Berkeley has a reputation for uniting against civil and human rights abuses, against wars and dictators, and so much more. Today, this community faces a new threat that requires us to stand together and provide a united response, a response that requires us to stand physically apart.
COVID-19 has had an unprecedented impact on all of us, but in order to protect the integrity of our public health system, we must flatten the rate at which this virus is spreading. These actions will have a disruptive impact on our daily lives and our local economy.
On Monday, March 16, the city of Berkeley’s health officer, Dr. Lisa Hernandez, joined health officers from six Bay Area counties in announcing a shelter-in- place order. It will be effective starting at 12:01 a.m on Tuesday, March 17, and it will last until at least April 7. While this is not a complete lockdown (grocery stores, healthcare facilities, pharmacies, gas stations, home supply stores, banks and laundromats will remain open, and restaurants can offer takeout), all non-essential gatherings will be prohibited.
Public transit such as BART will remain operational, but only for essential travel, and commuters will need to practice social distancing (remaining 6 feet away from anyone). People will still be allowed to go outside to exercise or walk their dog while practicing social distancing. However, seniors and people with underlying health conditions are being asked to stay inside. The full order can be found here.
The city of Berkeley has responded rapidly to protect our community from COVID-19. On March 3, the city manager issued a Proclamation of Local Emergency, giving the city the ability to take necessary action to address this growing health threat. We have installed new sanitation hand-washing stations throughout the city and have provided hundreds of outreach kits containing hand sanitizer and flyers with information on COVID-19 to unhoused individuals.

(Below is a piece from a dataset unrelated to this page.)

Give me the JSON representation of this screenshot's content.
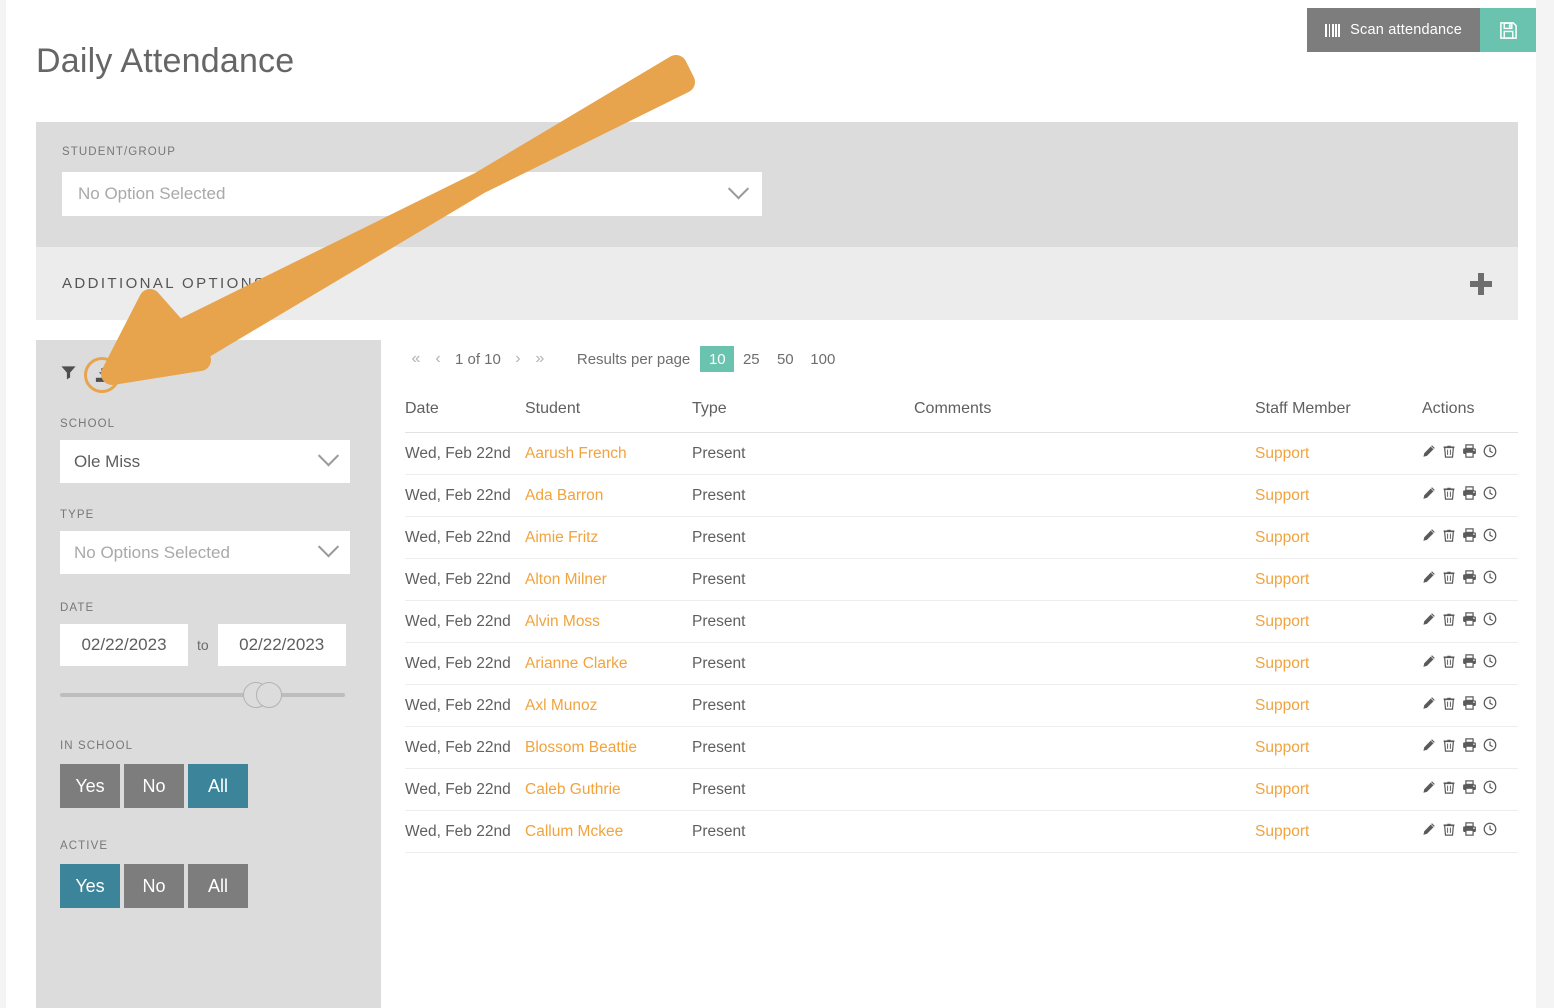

The city launched its Emergency Operations Center (EOC) in late January and it will continue to be in operation during this crisis.
Our focus is on the health and safety of our city, making sure that we contain the spread of COVID-19, provide sanitation, shelter and protective equipment for employees and residents, including our unhoused, and keep the essential functions of city government in operation. We will do everything we can to reduce the risk of COVID-19 to our community and ensure our city comes out of this crisis stronger and more united.
On Tuesday, the City Council will take immediate action on several policies aimed to assist those who may be struggling financially as a result of disruptions.
While it is incumbent upon this community to act decisively to follow all recommended social distancing measures, we know that our small business and arts community will feel the impacts of this crisis most directly. We have heard from entertainment venues, businesses and business associations, and understand the dire circumstances this pandemic places upon them.
We must take multilateral actions to support our small business community. These actions include deferring appropriate taxes and fees, expanding campaigns to support local arts venues and small businesses, pausing loan payment collections, requesting a state declaration of economic emergency disaster, and continuing to work to identify additional direct financial support.
We plan to initiate the Berkeley COVID-19 Relief Fund. This will allow the public to make donations to support members of the Berkeley community that have been significantly impacted. The city will match these funds to support tenants struggling to pay their rent with demonstrated impact from the virus and arts organizations and small businesses impacted by COVID-19 with a demonstrated reduction in patronage.
I am also introducing an ordinance prohibiting specified evictions during the COVID-19 state of emergency and call on our state and federal representatives to pursue similar action. The city of Berkeley is focused and committed to taking the necessary actions to protect our community.
As Berkeley has always done, we each must look out for each other. The future of our community calls upon all of us, even those who are young, healthy, and well-resourced to take all necessary and recommended precautions to flatten the curve, preserve medical capacity for those most in need, and come together as a community through this crisis.
Jesse Arreguín is the mayor of Berkeley.